▶ **Assignment**
The output should consist solely of the line containing "What's the underlying" and all lines after it through the final line of the entries below, reproduced exactly.

▶ **Stored items from a collection**

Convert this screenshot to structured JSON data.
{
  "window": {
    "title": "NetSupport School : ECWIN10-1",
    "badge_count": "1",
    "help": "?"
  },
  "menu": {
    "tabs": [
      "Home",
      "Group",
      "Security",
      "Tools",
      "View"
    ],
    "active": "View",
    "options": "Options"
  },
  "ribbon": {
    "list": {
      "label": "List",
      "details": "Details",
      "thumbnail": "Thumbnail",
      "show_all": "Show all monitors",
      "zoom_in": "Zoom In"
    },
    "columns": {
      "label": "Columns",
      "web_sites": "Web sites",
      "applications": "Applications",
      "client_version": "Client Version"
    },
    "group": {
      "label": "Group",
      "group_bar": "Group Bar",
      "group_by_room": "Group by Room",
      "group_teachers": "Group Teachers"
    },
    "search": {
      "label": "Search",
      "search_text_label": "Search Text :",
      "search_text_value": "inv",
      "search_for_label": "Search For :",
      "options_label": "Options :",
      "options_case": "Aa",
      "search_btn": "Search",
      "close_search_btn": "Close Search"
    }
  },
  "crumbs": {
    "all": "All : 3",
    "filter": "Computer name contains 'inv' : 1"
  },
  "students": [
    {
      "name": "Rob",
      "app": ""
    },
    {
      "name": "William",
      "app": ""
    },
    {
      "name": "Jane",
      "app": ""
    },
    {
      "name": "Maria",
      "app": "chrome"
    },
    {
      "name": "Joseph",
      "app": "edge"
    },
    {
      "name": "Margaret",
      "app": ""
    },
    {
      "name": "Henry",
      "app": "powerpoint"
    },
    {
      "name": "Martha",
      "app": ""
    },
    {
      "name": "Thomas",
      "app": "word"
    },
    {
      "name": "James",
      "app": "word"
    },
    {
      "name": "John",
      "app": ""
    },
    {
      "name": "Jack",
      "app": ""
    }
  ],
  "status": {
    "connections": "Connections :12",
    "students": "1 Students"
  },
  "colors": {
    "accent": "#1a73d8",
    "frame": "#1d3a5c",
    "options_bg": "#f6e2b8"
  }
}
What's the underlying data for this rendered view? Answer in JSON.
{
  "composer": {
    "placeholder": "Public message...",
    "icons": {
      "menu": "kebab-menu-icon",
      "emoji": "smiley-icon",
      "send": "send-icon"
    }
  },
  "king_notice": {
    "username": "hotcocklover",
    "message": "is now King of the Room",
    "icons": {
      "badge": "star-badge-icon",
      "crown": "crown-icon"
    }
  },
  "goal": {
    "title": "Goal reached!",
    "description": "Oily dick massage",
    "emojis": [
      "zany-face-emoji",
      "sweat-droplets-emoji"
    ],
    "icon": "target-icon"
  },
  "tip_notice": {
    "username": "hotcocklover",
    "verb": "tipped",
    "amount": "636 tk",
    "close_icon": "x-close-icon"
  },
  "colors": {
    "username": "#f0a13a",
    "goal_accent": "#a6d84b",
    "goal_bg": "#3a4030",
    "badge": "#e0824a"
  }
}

▶ **Solved exercise**
What's the underlying data for this rendered view? Answer in JSON.
{
  "composer": {
    "placeholder": "Public message...",
    "icons": {
      "menu": "kebab-menu-icon",
      "emoji": "smiley-icon",
      "send": "send-icon"
    }
  },
  "king_notice": {
    "username": "hotcocklover",
    "message": "is now King of the Room",
    "icons": {
      "badge": "star-badge-icon",
      "crown": "crown-icon"
    }
  },
  "goal": {
    "title": "Goal reached!",
    "description": "Oily dick massage",
    "emojis": [
      "zany-face-emoji",
      "sweat-droplets-emoji"
    ],
    "icon": "target-icon"
  },
  "tip_notice": {
    "username": "hotcocklover",
    "verb": "tipped",
    "amount": "636 tk",
    "close_icon": "x-close-icon"
  },
  "colors": {
    "username": "#f0a13a",
    "goal_accent": "#a6d84b",
    "goal_bg": "#3a4030",
    "badge": "#e0824a"
  }
}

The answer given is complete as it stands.